"Sailors! Soldiers! Fishermen! Farmers! I know that not all of us are men of war. But all of us are a progeny of Rome. Greece is an independent sovereign now led by Athens. Athens will snatch away our colonies in no time. Our Rome, survives with trade. Without things to trade, Roman empire would collapse. We trade things from our colonies with East. If Greece takes Egypt, Carthage and Mediterranean back, Rome will have to forget it's dream of stretching all over Europa. We've tasted the Northern winters. We have felt the Western winds. We have sniffed the Eastern goodness. We have collected the southern wisdom.
Rome is in all directions. Romans are everywhere. A nation like ours shouldn't submit to islands of Greece.
Two years ago I lost most of my army in battle with Syracuse. I lost my friend Lupinus.
Death to Syracuse. Death to Archimedes!"
All the people aboard cried along with Perito. Three of the Roman ships were at the shores at the evening. Today was a holiday for Syracusians. Goddess Artemis, their patron goddess's birthday was being celebrated in Syracuse. The security nearby the city walls was the minimum as they believed that Artemis would protect them in the nights as a guard.
"Archimedes. You can't use sun rays now. The soldiers are busy in securing the temples. Today is the day Syracuse falls."
Saying these words Perito jumped off his ship and led his forces through the gates. Stenos and Archaeus using Roman ballistics, penetrated the walls, making way for Perito. No one heard the intruders because of the festive din. With a quick guerilla warfare, very unconventional for traditional Roman forces, Perito swiped out the guards. Then after explaining everyone their role, Perito went to the library. He knew that he would find Archimedes there. Perito found an old man scribbling something onto a paper in the dark library. "Syracuse is on siege. Romans shall plunder it." Perito told.
"Leave me alone. I just want to complete my invention in peace", said a thoroughly unsurprised Archimedes. Perito was disgusted with the old man's daunting attitude. He quickly unsheathed his Gladius sword and cut off Archimedes' head. He then held the head in his hand and said," Your head sure is heavy, with all the knowledge that you got. But you could have lived longer if you kept quiet" .

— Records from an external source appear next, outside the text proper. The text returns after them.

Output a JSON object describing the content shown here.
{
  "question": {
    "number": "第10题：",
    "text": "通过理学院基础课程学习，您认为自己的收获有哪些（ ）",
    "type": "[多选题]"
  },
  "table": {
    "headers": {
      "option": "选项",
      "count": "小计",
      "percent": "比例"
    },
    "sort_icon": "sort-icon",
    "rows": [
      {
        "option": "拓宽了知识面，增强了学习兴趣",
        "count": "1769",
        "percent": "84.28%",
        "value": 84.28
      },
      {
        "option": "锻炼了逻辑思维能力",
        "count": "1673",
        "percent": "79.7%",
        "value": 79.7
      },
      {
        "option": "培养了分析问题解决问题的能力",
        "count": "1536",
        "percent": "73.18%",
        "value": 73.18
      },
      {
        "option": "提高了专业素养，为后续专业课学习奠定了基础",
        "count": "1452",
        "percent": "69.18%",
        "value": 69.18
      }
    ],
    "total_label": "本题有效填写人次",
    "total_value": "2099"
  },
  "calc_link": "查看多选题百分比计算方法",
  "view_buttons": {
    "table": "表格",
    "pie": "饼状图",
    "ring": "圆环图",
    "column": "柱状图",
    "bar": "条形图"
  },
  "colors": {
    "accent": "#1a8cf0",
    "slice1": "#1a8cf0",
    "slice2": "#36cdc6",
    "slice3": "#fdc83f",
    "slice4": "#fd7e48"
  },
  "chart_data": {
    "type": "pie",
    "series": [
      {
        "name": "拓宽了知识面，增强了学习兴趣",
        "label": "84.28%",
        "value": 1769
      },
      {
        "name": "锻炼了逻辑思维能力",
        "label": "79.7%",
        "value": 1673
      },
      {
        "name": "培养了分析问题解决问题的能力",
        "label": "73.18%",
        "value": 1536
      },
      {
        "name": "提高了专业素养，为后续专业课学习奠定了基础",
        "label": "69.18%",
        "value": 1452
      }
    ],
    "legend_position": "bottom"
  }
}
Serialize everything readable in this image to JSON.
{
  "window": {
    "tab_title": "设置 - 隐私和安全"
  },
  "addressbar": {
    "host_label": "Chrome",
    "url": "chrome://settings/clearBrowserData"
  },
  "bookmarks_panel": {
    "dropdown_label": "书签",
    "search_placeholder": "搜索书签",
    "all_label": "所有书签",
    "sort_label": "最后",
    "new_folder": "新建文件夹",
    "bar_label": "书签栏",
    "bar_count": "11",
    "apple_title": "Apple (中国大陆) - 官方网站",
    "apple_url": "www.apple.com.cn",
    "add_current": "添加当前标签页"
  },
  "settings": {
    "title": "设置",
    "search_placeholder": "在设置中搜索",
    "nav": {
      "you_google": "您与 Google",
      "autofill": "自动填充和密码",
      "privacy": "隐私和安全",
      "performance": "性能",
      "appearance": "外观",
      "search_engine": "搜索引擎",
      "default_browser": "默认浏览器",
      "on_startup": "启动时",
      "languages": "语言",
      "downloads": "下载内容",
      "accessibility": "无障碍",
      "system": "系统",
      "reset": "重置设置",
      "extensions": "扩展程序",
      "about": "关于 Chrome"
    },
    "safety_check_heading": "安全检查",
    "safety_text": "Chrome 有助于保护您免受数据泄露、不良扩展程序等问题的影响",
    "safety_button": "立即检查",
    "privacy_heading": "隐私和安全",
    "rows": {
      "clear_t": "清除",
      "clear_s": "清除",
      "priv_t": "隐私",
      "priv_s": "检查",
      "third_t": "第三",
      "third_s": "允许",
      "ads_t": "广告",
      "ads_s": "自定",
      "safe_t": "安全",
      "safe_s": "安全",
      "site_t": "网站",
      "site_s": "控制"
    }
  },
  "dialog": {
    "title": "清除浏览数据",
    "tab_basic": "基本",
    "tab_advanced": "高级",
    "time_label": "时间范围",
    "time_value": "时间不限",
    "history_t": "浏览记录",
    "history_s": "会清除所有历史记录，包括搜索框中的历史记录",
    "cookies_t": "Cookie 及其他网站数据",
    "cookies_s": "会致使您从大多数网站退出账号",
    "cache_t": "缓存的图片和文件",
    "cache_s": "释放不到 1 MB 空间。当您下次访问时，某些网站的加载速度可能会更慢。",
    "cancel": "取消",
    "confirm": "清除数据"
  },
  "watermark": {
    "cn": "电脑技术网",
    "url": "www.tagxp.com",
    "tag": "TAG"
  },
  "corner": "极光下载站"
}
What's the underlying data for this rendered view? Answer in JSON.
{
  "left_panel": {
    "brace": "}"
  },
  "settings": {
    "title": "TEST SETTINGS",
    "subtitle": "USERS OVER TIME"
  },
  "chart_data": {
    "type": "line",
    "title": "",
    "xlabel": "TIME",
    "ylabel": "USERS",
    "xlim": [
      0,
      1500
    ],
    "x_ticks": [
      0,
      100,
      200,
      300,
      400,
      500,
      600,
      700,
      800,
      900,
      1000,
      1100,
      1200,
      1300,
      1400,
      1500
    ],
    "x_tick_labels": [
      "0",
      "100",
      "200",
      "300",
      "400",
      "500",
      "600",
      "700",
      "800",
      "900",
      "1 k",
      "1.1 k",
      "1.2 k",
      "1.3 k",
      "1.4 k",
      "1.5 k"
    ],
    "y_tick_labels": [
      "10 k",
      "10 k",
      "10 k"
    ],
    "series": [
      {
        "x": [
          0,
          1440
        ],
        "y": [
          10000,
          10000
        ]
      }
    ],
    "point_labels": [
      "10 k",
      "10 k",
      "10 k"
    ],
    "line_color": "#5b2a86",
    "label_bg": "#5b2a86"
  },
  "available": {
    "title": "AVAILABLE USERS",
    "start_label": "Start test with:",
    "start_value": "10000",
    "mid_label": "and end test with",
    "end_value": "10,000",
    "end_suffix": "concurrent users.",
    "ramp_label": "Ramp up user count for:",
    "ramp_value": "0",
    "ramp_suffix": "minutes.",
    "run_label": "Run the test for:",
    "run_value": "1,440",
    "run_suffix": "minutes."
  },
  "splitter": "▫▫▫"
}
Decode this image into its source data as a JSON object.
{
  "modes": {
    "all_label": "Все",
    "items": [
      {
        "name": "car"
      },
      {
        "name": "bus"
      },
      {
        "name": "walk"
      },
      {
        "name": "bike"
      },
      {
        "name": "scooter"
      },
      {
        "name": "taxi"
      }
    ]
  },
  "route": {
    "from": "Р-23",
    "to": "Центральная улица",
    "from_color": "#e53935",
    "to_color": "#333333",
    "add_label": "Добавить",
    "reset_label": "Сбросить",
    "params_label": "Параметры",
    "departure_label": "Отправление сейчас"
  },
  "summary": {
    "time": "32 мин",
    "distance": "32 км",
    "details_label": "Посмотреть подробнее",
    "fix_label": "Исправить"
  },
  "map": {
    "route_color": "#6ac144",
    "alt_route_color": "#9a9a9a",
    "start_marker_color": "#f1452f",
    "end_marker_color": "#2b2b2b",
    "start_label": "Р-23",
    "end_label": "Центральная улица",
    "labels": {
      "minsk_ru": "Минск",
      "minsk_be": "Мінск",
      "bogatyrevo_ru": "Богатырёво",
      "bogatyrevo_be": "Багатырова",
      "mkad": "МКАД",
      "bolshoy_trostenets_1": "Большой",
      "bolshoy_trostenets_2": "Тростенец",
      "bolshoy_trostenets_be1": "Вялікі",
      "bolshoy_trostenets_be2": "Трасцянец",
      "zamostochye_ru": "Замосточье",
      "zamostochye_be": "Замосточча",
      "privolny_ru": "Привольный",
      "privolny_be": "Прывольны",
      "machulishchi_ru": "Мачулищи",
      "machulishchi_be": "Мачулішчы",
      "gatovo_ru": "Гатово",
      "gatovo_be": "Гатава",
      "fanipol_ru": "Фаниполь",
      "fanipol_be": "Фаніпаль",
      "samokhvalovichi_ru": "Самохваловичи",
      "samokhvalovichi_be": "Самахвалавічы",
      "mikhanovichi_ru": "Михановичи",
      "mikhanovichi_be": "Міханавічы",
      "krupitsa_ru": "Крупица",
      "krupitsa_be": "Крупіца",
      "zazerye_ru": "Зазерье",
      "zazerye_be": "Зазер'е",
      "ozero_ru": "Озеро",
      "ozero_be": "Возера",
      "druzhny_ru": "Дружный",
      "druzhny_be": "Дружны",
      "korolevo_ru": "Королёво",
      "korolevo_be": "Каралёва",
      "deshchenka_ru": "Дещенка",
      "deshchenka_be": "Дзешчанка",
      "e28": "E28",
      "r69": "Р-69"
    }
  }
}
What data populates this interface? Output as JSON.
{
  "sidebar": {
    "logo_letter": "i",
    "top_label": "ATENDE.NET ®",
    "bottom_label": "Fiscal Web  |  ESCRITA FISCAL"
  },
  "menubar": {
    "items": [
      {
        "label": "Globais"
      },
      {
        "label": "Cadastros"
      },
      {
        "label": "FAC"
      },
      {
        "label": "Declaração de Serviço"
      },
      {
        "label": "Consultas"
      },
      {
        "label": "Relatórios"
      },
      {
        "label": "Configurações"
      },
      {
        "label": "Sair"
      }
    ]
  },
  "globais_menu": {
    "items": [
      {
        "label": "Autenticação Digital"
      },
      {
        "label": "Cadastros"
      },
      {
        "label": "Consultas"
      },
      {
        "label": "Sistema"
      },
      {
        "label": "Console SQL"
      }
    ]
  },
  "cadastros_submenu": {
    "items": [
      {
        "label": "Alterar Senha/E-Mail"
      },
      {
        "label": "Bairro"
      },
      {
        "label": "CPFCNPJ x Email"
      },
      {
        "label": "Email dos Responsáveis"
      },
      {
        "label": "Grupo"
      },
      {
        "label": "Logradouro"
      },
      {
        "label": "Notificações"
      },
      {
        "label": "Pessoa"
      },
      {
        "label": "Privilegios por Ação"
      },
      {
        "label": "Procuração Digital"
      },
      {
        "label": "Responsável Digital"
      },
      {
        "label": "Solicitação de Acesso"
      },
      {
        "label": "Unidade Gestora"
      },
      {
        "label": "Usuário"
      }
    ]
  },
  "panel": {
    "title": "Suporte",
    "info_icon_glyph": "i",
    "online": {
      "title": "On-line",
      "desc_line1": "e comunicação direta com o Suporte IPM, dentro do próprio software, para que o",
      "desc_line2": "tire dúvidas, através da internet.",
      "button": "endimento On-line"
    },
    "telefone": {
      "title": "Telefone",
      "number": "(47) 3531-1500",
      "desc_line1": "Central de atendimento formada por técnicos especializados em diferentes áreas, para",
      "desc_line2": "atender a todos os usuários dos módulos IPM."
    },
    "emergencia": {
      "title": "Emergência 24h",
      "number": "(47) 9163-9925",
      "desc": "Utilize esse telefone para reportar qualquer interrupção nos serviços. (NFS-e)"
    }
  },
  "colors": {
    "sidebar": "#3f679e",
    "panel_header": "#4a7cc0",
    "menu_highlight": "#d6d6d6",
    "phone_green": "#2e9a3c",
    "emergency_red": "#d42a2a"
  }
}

Perito had his revenge. His forces began looting and killing the citizens. The festive green turned into a bloody red in Syracuse. This surprising attack shocked the king of Syracuse. His army was in chaos.
The king needed his chief adviser Archimedes. A bag came flying and hit the king on his head. He opened the bag and saw the decapitated head of Archimedes.
"Heed this dead man's advice, the king of Syracuse. Or heed mine. Surrender now. To the Emperor of Rome, Caeser Angus", ordered Perito to the jarred king.
Syracuse surrendered to a few hundred Romans. Perito's accomplishment was praised all over the Europa.
Perito was made the governor of the island of Crete for his contributions and he was once again made the commander of the Roman elite force, "Talons And Wings", in the honour of his deceased comrades.
Perito, alongside being a great warrior, was also a skilled tactician and a politician. He needed funds to build boats and an army. For which he brought some senators to his side. He promised few power hungry senators the Opium trade of Syracuse and he fulfilled his promise. Perito received many favours of such sorts. But he was an undoubtedly good governor. He was the first to introduce the concept of tourism to Rome by opening hot springs of Crete for business. Islanders, tired seamen and Emperor Angus himself visited Crete a number of times to savour the hot springs. Soon the concept of conserving ruins became a thing. After the siege of Syracuse, Romans defeated the unified Greece in three bloody consecutive wars. In the process many beautiful temples and palaces were destroyed. Perito helped conserving the culture of Greeks and also made these ruins as tourist spots. Cretes who were Greeks, were highly pleased by their Governor.
Previously on Gladius